Election day is finally upon us, and while that may sound like a doomsday sentence from a national sense, it’s important to tune out the circus and think about the questions our state has on the ballot that will surely impact our immediate future.
There are two statewide questions that will appear on your ticket. How they function is very simple, you either vote ‘yes’ or ‘no’ and the majority wins.
1) North Jersey Casinos
Question 1 is in regards to the gambling industry.
If passed, it would allow two new casinos to be built in northern New Jersey with the intent of assisting revenue growth, and dedicating some of that revenue to help Atlantic City. However, we don’t know the tax rate, or where exactly the money would be going.
Supporters believe it will increase revenue by helping catch revenue being used in other states, create jobs, and assist Atlantic City.
The opposition believes that it would make Atlantic City struggle even more, and divert revenue away from the crumbling city. As a result forcing people out of southern Jersey. They also make the argument that it will only benefit special interests and not citizens.
The Asbury Park Press has pledged its support for gambling in north Jersey previously, but have come out in opposition to this proposal and said that “the ballot question that will be presented to voters on Nov. 8, which would allow two casinos to be built in North Jersey, leaves too many unanswered questions to warrant support.”
The Bernardsville news has believes people should vote 'yes' saying, “In the case of the North Jersey casino gaming referendum, those annoying anti-casino ads are being paid for largely by New York and Pennsylvania casino companies, including those owned by overseas interests, who are afraid that North Jersey gamblers will go to the Meadowlands instead of driving to their Pennsylvania slot halls or New York gambling sites."

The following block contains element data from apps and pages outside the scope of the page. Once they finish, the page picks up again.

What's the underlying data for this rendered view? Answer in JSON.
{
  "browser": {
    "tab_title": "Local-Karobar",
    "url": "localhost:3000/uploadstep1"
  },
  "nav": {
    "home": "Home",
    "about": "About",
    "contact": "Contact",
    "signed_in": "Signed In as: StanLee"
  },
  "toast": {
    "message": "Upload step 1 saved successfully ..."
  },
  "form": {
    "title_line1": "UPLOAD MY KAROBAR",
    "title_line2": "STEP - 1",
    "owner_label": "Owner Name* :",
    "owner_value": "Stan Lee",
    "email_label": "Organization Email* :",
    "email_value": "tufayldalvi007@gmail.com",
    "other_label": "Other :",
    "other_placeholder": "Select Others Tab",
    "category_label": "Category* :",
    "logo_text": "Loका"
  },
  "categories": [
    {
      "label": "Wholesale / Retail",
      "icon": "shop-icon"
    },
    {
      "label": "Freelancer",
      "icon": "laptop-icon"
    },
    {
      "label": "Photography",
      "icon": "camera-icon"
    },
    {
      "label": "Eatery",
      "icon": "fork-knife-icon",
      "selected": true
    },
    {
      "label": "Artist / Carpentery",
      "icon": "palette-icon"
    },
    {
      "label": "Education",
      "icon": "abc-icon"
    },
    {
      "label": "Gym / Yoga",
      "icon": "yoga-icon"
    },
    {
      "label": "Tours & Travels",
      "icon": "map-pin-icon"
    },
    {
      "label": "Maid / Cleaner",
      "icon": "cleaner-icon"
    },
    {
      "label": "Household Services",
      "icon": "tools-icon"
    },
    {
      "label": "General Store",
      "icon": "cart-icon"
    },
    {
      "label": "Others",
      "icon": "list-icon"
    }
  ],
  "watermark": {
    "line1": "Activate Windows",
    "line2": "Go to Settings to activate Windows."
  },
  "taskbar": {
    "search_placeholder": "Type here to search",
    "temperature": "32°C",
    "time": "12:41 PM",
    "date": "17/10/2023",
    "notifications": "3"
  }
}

2) Gas Tax
The second question on the ballot also has a lot of controversy surrounding it at the moment, and it's imperative that all voters fully understand what the proposal actually is, as well as both the long and short-term consequences of the decision.
This week, a 23 cent gas tax increase went into effect in the state of New Jersey. The reason for this tax is because the Transportation Trust Fund is out of money, resulting in a stoppage of over 1,000 road projects this summer. To put it simply, the gas tax sucks — but right now it’s necessary to keep our roads at a functioning level.
The tax is here to stay. This is a point that I need to make as clear as possible. I have seen people make the argument that voting ‘no’ would get rid of the tax, or force some form of reconsideration or negotiation. That is utterly false. It’s signed into law and isn’t going anywhere.
On the ballot, voting ‘yes’ on question two “would create a constitutional requirement that all revenue derived from taxes on motor fuels be deposited into the Transportation Trust Fund (TTF). Currently, only 10.5 cents of the gasoline and diesel fuel taxes is required to be deposited into the TTF." This means that it would not allow funds from the gas tax to be diverted elsewhere.
Voting ‘no’ on the ballot would allow money to be taken out and used for other services. Essentially, we are voting on how the money raised from our gas tax will be allocated. If you want that money to be used only partially on the gas tax (the way it currently is) then vote no. Or if you believe that the money raised by the gas tax should be spent solely on transportation projects, vote yes.